ASSIGNMENT |
Copy each line of the records that includes "Aulia".

------ INFORMATION SUPPLIED

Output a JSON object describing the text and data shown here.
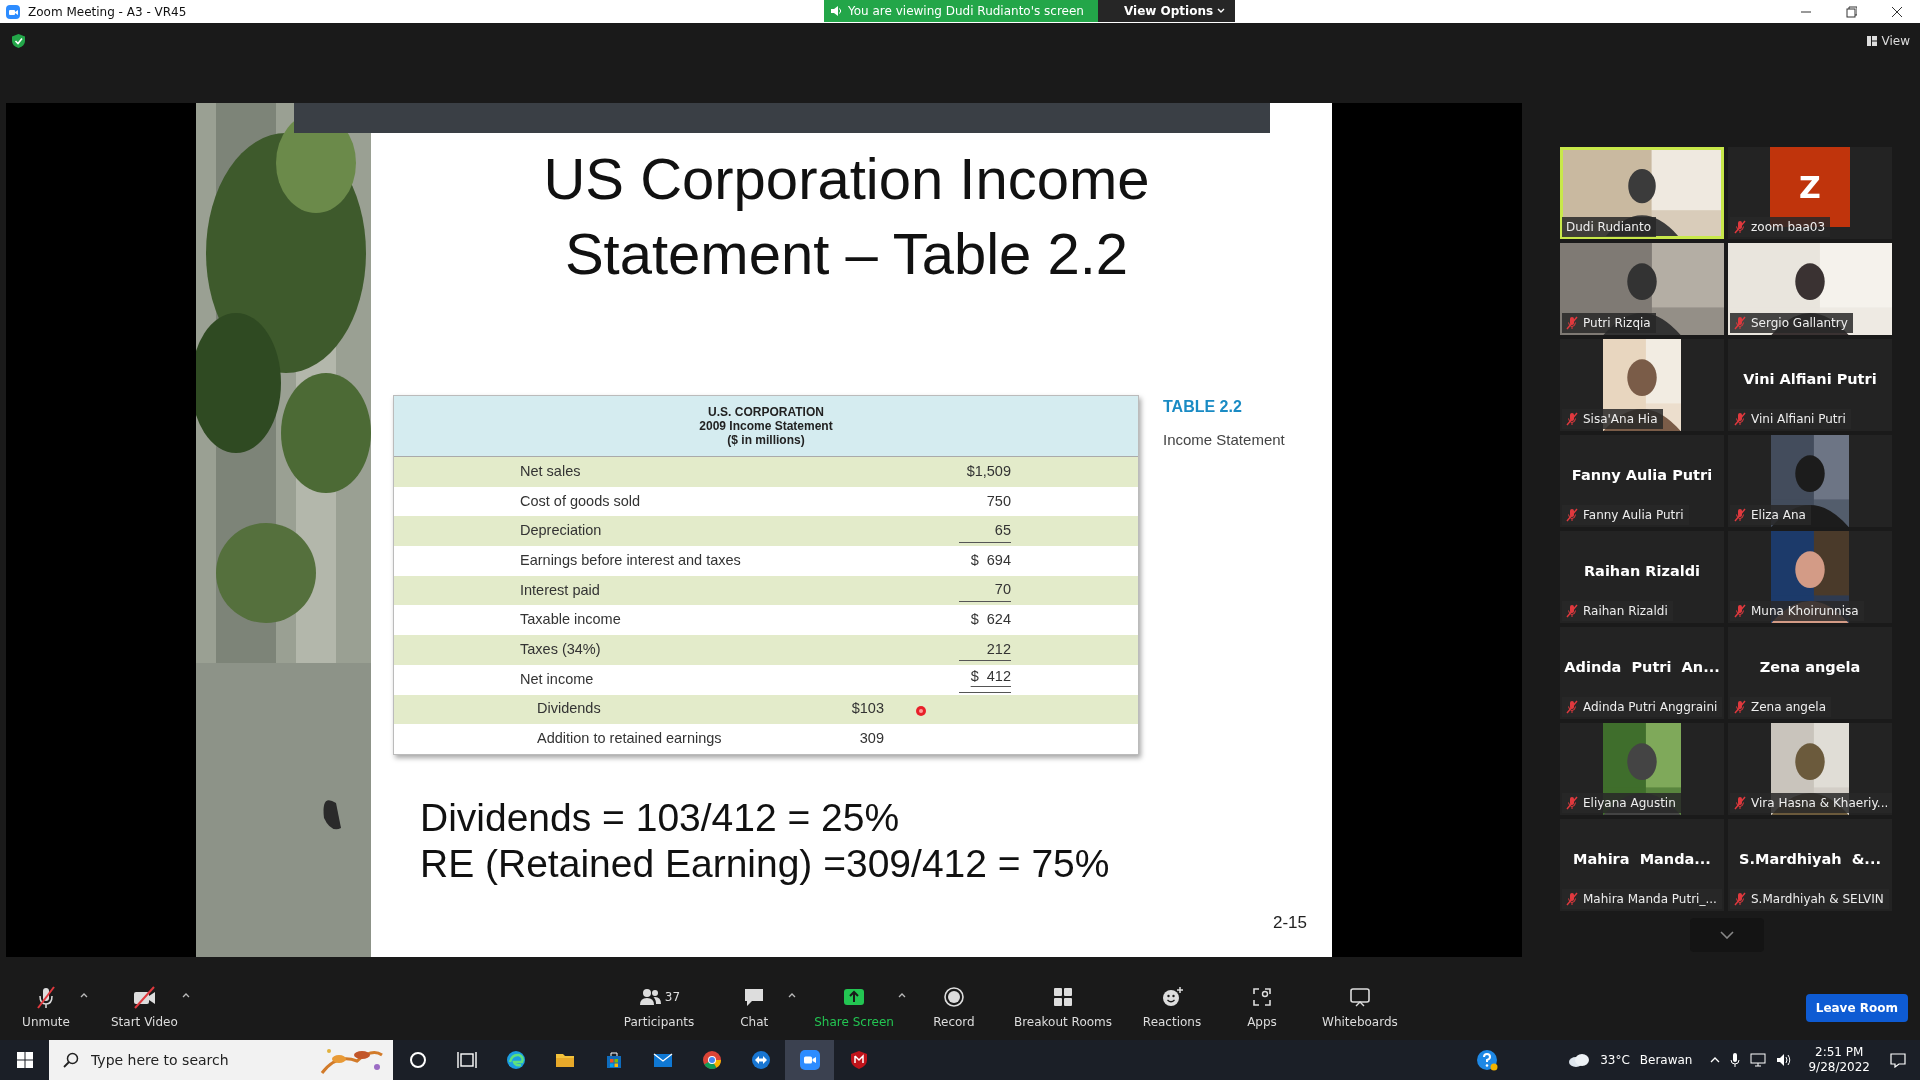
{
  "window": {
    "title": "Zoom Meeting - A3 - VR45"
  },
  "share_banner": {
    "text": "You are viewing Dudi Rudianto's screen",
    "view_options": "View Options"
  },
  "view_button": "View",
  "slide": {
    "title_lines": [
      "US Corporation Income",
      "Statement – Table 2.2"
    ],
    "table": {
      "heading": [
        "U.S. CORPORATION",
        "2009 Income Statement",
        "($ in millions)"
      ],
      "rows": [
        {
          "kind": "main",
          "label": "Net sales",
          "amount": "$1,509",
          "underlined": false,
          "double": false
        },
        {
          "kind": "main",
          "label": "Cost of goods sold",
          "amount": "750",
          "underlined": false,
          "double": false
        },
        {
          "kind": "main",
          "label": "Depreciation",
          "amount": "65",
          "underlined": true,
          "double": false
        },
        {
          "kind": "main",
          "label": "Earnings before interest and taxes",
          "amount": "$  694",
          "underlined": false,
          "double": false
        },
        {
          "kind": "main",
          "label": "Interest paid",
          "amount": "70",
          "underlined": true,
          "double": false
        },
        {
          "kind": "main",
          "label": "Taxable income",
          "amount": "$  624",
          "underlined": false,
          "double": false
        },
        {
          "kind": "main",
          "label": "Taxes (34%)",
          "amount": "212",
          "underlined": true,
          "double": false
        },
        {
          "kind": "main",
          "label": "Net income",
          "amount": "$  412",
          "underlined": true,
          "double": true
        },
        {
          "kind": "sub",
          "label": "Dividends",
          "amount": "$103",
          "underlined": false,
          "double": false
        },
        {
          "kind": "sub",
          "label": "Addition to retained earnings",
          "amount": "309",
          "underlined": false,
          "double": false
        }
      ]
    },
    "caption": {
      "label": "TABLE 2.2",
      "text": "Income Statement"
    },
    "lines": [
      "Dividends = 103/412 = 25%",
      "RE (Retained Earning) =309/412 = 75%"
    ],
    "page": "2-15"
  },
  "participants": [
    {
      "kind": "video",
      "name": "Dudi Rudianto",
      "muted": false,
      "speaking": true
    },
    {
      "kind": "avatar",
      "initial": "Z",
      "name": "zoom baa03",
      "muted": true,
      "speaking": false
    },
    {
      "kind": "video",
      "name": "Putri Rizqia",
      "muted": true,
      "speaking": false
    },
    {
      "kind": "video",
      "name": "Sergio Gallantry",
      "muted": true,
      "speaking": false
    },
    {
      "kind": "portrait",
      "name": "Sisa'Ana Hia",
      "muted": true,
      "speaking": false
    },
    {
      "kind": "name",
      "display_name": "Vini Alfiani Putri",
      "name": "Vini Alfiani Putri",
      "muted": true,
      "speaking": false
    },
    {
      "kind": "name",
      "display_name": "Fanny Aulia Putri",
      "name": "Fanny Aulia Putri",
      "muted": true,
      "speaking": false
    },
    {
      "kind": "portrait",
      "name": "Eliza Ana",
      "muted": true,
      "speaking": false
    },
    {
      "kind": "name",
      "display_name": "Raihan Rizaldi",
      "name": "Raihan Rizaldi",
      "muted": true,
      "speaking": false
    },
    {
      "kind": "portrait",
      "name": "Muna Khoirunnisa",
      "muted": true,
      "speaking": false
    },
    {
      "kind": "name",
      "display_name": "Adinda  Putri  An...",
      "name": "Adinda Putri Anggraini",
      "muted": true,
      "speaking": false
    },
    {
      "kind": "name",
      "display_name": "Zena angela",
      "name": "Zena angela",
      "muted": true,
      "speaking": false
    },
    {
      "kind": "portrait",
      "name": "Eliyana Agustin",
      "muted": true,
      "speaking": false
    },
    {
      "kind": "portrait",
      "name": "Vira Hasna & Khaeriy...",
      "muted": true,
      "speaking": false
    },
    {
      "kind": "name",
      "display_name": "Mahira  Manda...",
      "name": "Mahira Manda Putri_...",
      "muted": true,
      "speaking": false
    },
    {
      "kind": "name",
      "display_name": "S.Mardhiyah  &...",
      "name": "S.Mardhiyah & SELVIN",
      "muted": true,
      "speaking": false
    }
  ],
  "toolbar": {
    "left": [
      {
        "kind": "mic",
        "label": "Unmute",
        "caret": true
      },
      {
        "kind": "camera",
        "label": "Start Video",
        "caret": true
      }
    ],
    "center": [
      {
        "kind": "participants",
        "label": "Participants",
        "count": "37",
        "caret": false
      },
      {
        "kind": "chat",
        "label": "Chat",
        "caret": true
      },
      {
        "kind": "share",
        "label": "Share Screen",
        "caret": true
      },
      {
        "kind": "record",
        "label": "Record",
        "caret": false
      },
      {
        "kind": "breakout",
        "label": "Breakout Rooms",
        "caret": false
      },
      {
        "kind": "reactions",
        "label": "Reactions",
        "caret": false
      },
      {
        "kind": "apps",
        "label": "Apps",
        "caret": false
      },
      {
        "kind": "whiteboard",
        "label": "Whiteboards",
        "caret": false
      }
    ],
    "leave": "Leave Room"
  },
  "taskbar": {
    "search_placeholder": "Type here to search",
    "apps": [
      {
        "kind": "cortana",
        "active": false
      },
      {
        "kind": "taskview",
        "active": false
      },
      {
        "kind": "edge",
        "active": false
      },
      {
        "kind": "explorer",
        "active": false
      },
      {
        "kind": "store",
        "active": false
      },
      {
        "kind": "mail",
        "active": false
      },
      {
        "kind": "chrome",
        "active": false
      },
      {
        "kind": "remote",
        "active": false
      },
      {
        "kind": "zoom",
        "active": true
      },
      {
        "kind": "shield",
        "active": false
      }
    ],
    "weather": {
      "temp": "33°C",
      "condition": "Berawan"
    },
    "time": "2:51 PM",
    "date": "9/28/2022"
  }
}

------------

EXPECTED ANSWER |
      "display_name": "Fanny Aulia Putri",
      "name": "Fanny Aulia Putri",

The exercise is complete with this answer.